but Step 1 (Swing Velocity) output which is input in Step 2 (Swing Hit Momentum) is the final output (power on shuttle). So Step 1 * Step 2 has to be Optimized. The Optimization is different based on each player and hence headlite / head heavy / Even Balanced as well as 3U / 4U rackets in use by different players. Thatís why we Donít use Tennis rackets in Badminton as too heavy to create final power on shuttle. Thatís why 2U is becoming obsolete and so is 3U on way with 4U+ becoming more popular as evolution. I donít need physics lesson but you may want to read the links below
Kinetic Energy --- http://en.wikipedia.org/wiki/Kinetic_energy
Momentum --- http://en.wikipedia.org/wiki/Momentum SZ
P.S. I donít have problem with opposing views which Mseeley & others did it with right reasons. Itís the attitude of few members (you know who) while replying to newbie like me ... want to make sure to keep it in check J
And if you think V is so important,
you should try using some
Ulnar Deviation, which panhandle grip uses, has a limited range. I tried observing my own and at best i can get around 80 degree of movement. there are two issue from this:
- a larger range allows force to be applied for longer duration, which result in more energy transferred to the racket
- such limited range means dexterity is also limited and thus when under non-ideal situation, like the shuttle well behind our back, it is much harder to dig those shots out
while normal grip, using pronation, i get 180 degree of motion, which allows for much longer time to accelerate the racket.
- more energy is transferred to the racket
- enables "wrist shot" when under pressure
Therefore, for overhead clears, you may want to adjust your grip slightly towards panhandle to give you a better upwards angle. For overhead smashes, drops, or clips, you should adjust more towards basic to give you more angle downwards.
Typically it's the other way around -- at least for clears vs. smashes. A "normal" clear has a contact point directly above your racket shoulder; a "normal" smash has a contact point slightly out in front.
Therefore a slight change towards panhandle is effective for the smash (to avoid slicing the shuttle). But it's only slight. You can think of it like this: the smash is between a out-in-front drive (panhandle) and a clear (basic), and it's much closer to the clear.

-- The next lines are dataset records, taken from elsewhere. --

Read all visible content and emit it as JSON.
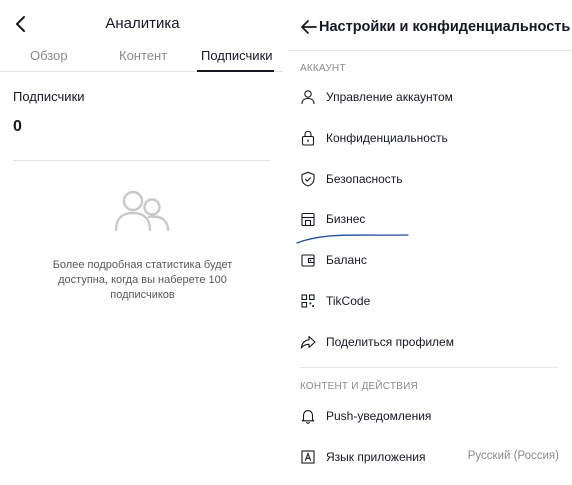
{
  "left": {
    "title": "Аналитика",
    "tabs": [
      {
        "label": "Обзор"
      },
      {
        "label": "Контент"
      },
      {
        "label": "Подписчики"
      }
    ],
    "active_tab": "Подписчики",
    "followers": {
      "label": "Подписчики",
      "value": "0"
    },
    "empty_message": "Более подробная статистика будет доступна, когда вы наберете 100 подписчиков"
  },
  "right": {
    "title": "Настройки и конфиденциальность",
    "sections": [
      {
        "header": "АККАУНТ",
        "items": [
          {
            "label": "Управление аккаунтом",
            "icon": "person-icon"
          },
          {
            "label": "Конфиденциальность",
            "icon": "lock-icon"
          },
          {
            "label": "Безопасность",
            "icon": "shield-icon"
          },
          {
            "label": "Бизнес",
            "icon": "store-icon"
          },
          {
            "label": "Баланс",
            "icon": "wallet-icon"
          },
          {
            "label": "TikCode",
            "icon": "qr-code-icon"
          },
          {
            "label": "Поделиться профилем",
            "icon": "share-icon"
          }
        ]
      },
      {
        "header": "КОНТЕНТ И ДЕЙСТВИЯ",
        "items": [
          {
            "label": "Push-уведомления",
            "icon": "bell-icon"
          },
          {
            "label": "Язык приложения",
            "icon": "language-icon",
            "value": "Русский (Россия)"
          }
        ]
      }
    ]
  },
  "colors": {
    "text": "#161823",
    "muted": "#8a8b91",
    "divider": "#e3e3e4",
    "pen_mark": "#1f4e9a"
  }
}
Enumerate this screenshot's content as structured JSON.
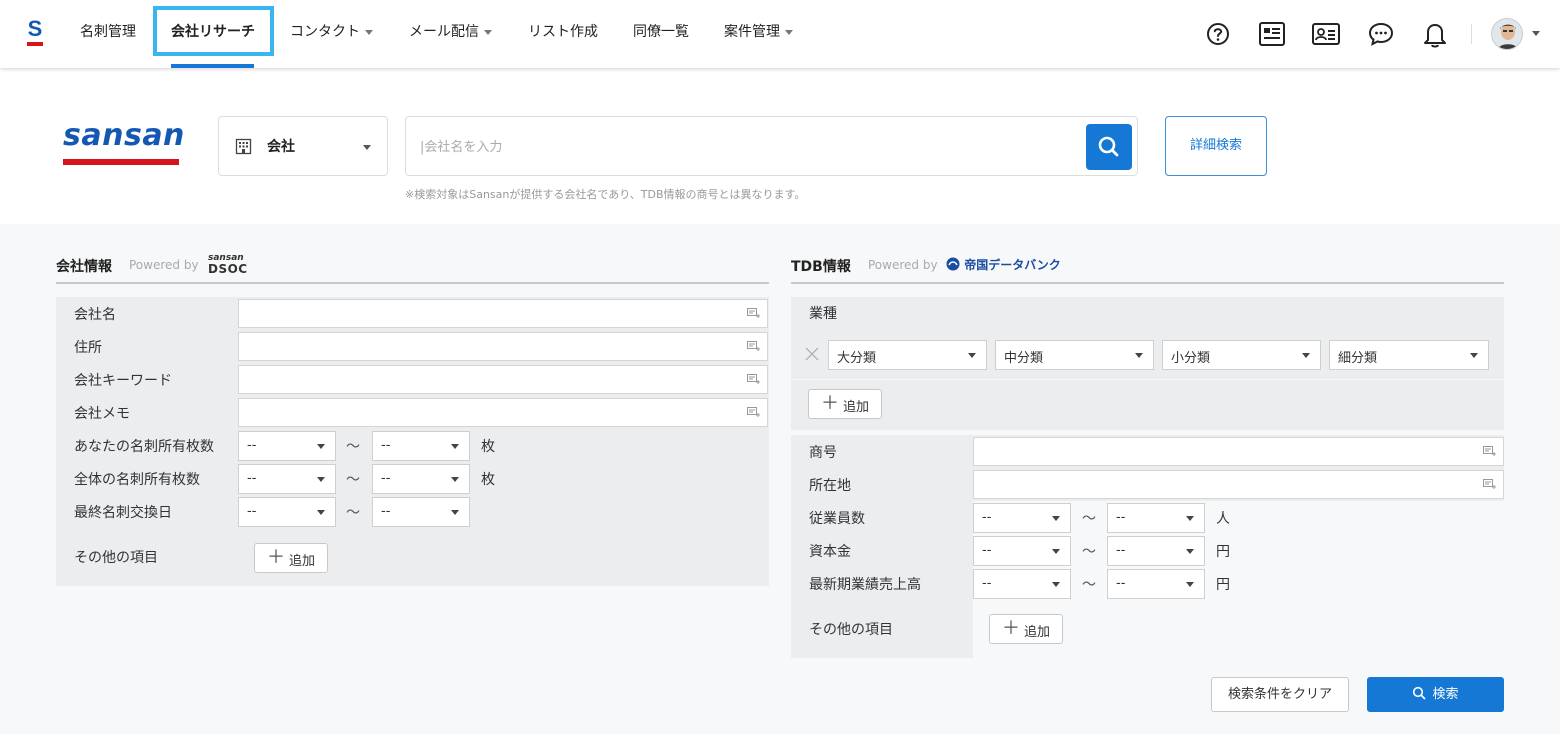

Of course, there are many different situations. A punch clear can use a slight panhandle, whereas a stick smash taken behind the body can adjust the other way, towards a thumb grip.
Originally Posted by kwun
Ulnar Deviation, which panhandle grip uses...
Did you mean wrist flexion? Ulnar deviation is the "karate chop" style movement, which reduces the angle between the little finger and the forearm.
Another thing if the panhandle grip is more suited to lighter racquets, then we should be seeing more of them in common use at top level badminton now. Racquets have become progressively lighter since the days of wooden racquets -> steel -> carbon graphite -> various materials of present day. But do we see panhandle grip becoming more prevalent in top class badminton?